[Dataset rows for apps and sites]

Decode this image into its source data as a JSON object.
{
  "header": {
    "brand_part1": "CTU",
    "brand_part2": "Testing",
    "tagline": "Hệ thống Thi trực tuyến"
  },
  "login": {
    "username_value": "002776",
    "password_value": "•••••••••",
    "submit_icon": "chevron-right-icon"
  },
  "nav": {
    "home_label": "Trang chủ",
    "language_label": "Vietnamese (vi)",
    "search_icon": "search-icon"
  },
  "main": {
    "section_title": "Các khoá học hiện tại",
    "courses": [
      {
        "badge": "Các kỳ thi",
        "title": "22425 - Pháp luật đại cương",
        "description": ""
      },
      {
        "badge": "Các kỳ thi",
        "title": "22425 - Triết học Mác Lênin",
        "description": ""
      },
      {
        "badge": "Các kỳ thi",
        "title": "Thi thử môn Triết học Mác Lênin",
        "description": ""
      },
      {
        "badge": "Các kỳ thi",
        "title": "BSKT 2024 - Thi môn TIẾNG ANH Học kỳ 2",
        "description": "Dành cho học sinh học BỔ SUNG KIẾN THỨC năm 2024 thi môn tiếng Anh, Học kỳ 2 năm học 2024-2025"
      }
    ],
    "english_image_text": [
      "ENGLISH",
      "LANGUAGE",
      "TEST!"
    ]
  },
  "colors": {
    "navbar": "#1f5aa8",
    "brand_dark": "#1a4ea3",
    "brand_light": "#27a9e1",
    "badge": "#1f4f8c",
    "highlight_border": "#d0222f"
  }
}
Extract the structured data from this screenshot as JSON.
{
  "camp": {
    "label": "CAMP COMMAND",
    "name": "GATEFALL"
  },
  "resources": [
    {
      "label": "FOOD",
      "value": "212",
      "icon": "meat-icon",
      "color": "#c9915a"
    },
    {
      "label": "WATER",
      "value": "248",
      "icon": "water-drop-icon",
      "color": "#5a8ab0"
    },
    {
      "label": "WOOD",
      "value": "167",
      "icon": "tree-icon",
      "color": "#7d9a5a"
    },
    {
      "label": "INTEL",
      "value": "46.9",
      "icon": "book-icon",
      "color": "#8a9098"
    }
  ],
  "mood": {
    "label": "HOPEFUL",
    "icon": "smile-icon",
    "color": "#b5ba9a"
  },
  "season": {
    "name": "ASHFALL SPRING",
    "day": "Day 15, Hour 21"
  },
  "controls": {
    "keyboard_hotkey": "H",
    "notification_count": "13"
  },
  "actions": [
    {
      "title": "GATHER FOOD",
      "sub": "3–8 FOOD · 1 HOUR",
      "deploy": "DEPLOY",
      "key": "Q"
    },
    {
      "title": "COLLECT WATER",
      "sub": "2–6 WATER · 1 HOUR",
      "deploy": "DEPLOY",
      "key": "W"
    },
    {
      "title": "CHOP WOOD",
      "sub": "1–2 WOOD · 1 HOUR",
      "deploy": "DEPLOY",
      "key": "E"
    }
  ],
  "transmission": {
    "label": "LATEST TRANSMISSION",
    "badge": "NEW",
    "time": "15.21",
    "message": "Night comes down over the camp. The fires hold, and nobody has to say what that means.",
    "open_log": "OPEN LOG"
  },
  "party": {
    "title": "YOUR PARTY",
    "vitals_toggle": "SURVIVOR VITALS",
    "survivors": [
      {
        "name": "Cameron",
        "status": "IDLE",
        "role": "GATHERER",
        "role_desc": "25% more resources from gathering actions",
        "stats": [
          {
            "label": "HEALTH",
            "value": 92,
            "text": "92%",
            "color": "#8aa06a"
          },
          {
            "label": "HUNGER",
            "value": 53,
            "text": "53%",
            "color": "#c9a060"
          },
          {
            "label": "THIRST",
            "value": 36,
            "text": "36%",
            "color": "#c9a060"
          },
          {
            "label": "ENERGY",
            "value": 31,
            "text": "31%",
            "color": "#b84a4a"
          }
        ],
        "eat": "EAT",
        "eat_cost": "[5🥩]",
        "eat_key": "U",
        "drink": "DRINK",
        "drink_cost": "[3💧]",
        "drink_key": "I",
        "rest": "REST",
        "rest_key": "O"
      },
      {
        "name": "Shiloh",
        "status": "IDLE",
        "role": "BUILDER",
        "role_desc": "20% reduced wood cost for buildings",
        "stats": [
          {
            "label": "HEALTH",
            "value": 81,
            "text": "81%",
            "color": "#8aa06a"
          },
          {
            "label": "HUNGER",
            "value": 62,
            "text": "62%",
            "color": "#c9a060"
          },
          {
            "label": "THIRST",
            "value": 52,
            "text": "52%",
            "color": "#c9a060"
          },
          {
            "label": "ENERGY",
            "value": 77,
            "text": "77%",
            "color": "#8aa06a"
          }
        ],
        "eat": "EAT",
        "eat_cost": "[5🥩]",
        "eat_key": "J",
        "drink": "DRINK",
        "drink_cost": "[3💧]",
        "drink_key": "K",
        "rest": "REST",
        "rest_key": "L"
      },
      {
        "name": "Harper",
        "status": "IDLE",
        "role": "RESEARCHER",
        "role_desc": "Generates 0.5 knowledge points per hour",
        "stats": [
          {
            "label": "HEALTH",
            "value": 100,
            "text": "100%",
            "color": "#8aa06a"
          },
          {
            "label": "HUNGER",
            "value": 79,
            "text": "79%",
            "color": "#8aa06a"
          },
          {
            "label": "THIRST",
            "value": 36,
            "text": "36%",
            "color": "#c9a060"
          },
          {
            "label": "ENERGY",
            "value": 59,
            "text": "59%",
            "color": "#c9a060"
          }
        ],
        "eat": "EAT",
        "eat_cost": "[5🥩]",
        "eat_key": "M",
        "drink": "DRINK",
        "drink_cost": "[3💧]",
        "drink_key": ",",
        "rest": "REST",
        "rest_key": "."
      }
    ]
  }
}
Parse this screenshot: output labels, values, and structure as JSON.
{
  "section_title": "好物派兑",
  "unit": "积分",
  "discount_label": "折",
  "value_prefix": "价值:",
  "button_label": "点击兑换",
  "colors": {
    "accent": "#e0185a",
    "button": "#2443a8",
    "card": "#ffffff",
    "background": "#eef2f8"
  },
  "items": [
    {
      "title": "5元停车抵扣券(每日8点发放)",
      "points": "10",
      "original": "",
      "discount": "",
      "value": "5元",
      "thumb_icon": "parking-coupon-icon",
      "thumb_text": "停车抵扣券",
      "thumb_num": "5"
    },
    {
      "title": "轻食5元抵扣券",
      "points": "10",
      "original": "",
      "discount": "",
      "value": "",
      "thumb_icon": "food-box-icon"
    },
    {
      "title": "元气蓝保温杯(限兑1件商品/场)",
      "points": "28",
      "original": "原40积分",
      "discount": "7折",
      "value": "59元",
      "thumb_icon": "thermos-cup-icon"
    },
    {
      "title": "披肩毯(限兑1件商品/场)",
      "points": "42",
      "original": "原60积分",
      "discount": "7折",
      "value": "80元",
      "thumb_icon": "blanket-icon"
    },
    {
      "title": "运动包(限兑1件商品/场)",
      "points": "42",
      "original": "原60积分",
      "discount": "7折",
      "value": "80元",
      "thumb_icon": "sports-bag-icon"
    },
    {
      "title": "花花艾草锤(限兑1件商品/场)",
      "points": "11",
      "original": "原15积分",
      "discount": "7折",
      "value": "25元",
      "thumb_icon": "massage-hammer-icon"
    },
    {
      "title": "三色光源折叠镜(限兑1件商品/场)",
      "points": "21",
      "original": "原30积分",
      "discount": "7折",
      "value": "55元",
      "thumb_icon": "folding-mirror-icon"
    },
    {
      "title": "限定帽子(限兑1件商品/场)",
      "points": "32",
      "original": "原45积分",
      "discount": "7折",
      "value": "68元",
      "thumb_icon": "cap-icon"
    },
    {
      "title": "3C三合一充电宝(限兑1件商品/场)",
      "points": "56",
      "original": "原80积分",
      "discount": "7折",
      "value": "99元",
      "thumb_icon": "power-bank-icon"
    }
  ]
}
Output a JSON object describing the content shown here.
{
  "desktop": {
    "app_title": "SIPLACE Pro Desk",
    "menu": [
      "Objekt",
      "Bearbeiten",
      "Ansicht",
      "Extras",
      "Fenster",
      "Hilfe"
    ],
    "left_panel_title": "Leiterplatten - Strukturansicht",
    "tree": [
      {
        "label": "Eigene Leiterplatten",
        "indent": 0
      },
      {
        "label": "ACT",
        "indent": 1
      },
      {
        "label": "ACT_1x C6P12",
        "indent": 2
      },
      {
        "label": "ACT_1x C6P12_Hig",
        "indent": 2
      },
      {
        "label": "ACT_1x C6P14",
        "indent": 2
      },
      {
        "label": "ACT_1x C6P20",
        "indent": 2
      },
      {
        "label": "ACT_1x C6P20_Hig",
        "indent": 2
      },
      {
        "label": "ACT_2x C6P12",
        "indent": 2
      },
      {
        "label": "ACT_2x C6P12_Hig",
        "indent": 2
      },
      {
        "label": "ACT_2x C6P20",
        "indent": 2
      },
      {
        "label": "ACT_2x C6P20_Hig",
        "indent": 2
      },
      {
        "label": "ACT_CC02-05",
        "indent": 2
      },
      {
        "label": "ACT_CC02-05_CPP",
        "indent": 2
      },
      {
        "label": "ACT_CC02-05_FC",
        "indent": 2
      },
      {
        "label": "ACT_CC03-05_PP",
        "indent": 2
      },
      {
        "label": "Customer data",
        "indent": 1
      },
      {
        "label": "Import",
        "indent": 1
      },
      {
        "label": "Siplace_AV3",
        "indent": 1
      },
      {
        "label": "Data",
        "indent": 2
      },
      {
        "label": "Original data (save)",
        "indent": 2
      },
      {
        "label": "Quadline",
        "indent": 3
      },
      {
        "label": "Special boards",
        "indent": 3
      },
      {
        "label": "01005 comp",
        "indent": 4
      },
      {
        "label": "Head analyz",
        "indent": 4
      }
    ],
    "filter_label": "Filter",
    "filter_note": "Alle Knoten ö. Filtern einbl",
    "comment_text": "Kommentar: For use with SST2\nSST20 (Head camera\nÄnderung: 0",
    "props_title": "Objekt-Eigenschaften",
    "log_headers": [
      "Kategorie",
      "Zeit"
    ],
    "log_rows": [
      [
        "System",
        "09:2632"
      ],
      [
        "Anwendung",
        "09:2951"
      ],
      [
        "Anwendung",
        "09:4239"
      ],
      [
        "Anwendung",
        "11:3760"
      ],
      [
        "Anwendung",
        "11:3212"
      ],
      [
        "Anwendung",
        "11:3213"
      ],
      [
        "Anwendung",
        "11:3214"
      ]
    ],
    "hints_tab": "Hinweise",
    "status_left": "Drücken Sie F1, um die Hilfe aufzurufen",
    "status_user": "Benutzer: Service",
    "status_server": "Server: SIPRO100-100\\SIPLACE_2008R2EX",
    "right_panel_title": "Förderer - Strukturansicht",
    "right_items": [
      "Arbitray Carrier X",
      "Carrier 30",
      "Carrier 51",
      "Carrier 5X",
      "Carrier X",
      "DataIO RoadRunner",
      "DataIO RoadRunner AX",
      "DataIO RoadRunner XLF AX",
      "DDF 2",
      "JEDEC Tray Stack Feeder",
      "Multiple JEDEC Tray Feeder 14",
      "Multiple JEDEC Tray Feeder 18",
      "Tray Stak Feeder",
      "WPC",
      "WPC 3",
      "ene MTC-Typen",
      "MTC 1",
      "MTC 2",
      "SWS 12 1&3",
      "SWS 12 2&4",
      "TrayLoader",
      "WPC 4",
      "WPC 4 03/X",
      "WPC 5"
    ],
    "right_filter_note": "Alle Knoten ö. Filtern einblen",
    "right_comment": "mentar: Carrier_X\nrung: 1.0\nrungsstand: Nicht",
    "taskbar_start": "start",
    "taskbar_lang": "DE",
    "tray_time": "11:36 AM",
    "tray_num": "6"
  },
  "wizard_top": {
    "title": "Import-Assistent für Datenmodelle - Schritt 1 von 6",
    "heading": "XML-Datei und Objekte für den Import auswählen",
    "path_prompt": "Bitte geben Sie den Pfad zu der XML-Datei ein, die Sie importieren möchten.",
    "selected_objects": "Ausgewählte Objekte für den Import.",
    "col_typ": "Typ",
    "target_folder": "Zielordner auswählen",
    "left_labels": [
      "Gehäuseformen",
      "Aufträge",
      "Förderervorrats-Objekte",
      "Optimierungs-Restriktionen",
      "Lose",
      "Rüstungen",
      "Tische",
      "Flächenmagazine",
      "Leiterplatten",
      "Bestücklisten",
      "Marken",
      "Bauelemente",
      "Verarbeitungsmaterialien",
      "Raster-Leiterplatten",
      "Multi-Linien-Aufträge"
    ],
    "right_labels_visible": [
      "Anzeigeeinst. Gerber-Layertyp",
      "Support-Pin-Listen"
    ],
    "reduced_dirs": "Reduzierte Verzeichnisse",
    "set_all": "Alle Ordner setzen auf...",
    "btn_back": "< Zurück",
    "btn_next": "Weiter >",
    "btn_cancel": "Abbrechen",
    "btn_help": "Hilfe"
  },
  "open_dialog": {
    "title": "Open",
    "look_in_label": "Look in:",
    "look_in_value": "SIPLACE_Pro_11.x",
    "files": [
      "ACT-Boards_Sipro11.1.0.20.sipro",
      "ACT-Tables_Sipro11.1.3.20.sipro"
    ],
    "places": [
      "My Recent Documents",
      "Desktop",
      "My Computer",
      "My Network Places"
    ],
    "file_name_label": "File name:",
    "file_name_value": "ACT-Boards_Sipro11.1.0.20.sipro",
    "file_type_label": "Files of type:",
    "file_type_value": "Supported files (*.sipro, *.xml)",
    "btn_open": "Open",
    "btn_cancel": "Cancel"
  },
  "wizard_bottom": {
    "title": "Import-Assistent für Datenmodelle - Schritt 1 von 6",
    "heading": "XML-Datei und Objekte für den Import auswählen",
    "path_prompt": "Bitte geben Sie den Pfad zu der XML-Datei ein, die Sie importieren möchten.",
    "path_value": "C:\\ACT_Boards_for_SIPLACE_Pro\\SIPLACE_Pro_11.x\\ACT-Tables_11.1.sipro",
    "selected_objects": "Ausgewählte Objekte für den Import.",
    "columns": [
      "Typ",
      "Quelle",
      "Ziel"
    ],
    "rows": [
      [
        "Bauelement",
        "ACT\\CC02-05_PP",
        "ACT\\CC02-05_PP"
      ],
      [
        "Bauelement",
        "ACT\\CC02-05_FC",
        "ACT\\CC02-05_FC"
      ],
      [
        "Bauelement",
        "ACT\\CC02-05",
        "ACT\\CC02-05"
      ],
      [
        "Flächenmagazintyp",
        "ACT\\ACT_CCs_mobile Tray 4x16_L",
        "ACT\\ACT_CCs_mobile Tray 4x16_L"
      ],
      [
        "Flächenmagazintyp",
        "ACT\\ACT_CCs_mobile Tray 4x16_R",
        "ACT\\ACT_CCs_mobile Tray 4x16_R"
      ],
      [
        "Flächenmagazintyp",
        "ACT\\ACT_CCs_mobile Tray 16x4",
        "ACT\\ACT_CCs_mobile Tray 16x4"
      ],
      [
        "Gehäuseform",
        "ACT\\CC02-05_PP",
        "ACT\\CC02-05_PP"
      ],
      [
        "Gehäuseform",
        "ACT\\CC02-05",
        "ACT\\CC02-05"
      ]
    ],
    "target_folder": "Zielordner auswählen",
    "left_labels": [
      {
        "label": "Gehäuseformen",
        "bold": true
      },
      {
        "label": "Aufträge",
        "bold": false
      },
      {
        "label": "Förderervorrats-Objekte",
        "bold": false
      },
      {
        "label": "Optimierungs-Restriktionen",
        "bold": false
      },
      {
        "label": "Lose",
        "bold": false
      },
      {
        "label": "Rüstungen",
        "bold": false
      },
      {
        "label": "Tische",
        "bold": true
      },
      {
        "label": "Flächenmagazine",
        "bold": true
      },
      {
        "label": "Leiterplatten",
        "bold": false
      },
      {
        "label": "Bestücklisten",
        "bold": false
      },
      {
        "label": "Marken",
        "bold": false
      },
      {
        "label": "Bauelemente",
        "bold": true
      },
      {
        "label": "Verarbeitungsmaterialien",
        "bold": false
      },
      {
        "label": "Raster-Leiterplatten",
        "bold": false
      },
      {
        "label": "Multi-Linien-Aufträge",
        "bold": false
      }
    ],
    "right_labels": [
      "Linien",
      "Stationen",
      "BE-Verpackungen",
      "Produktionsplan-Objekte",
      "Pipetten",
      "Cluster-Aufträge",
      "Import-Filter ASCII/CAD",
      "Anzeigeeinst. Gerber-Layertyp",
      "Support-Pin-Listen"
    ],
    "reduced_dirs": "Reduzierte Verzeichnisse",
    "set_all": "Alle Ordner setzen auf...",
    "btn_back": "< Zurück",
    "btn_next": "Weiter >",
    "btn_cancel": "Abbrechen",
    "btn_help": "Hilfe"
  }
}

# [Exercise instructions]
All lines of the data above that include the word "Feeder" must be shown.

# [Result]
      "JEDEC Tray Stack Feeder",
      "Multiple JEDEC Tray Feeder 14",
      "Multiple JEDEC Tray Feeder 18",
      "Tray Stak Feeder",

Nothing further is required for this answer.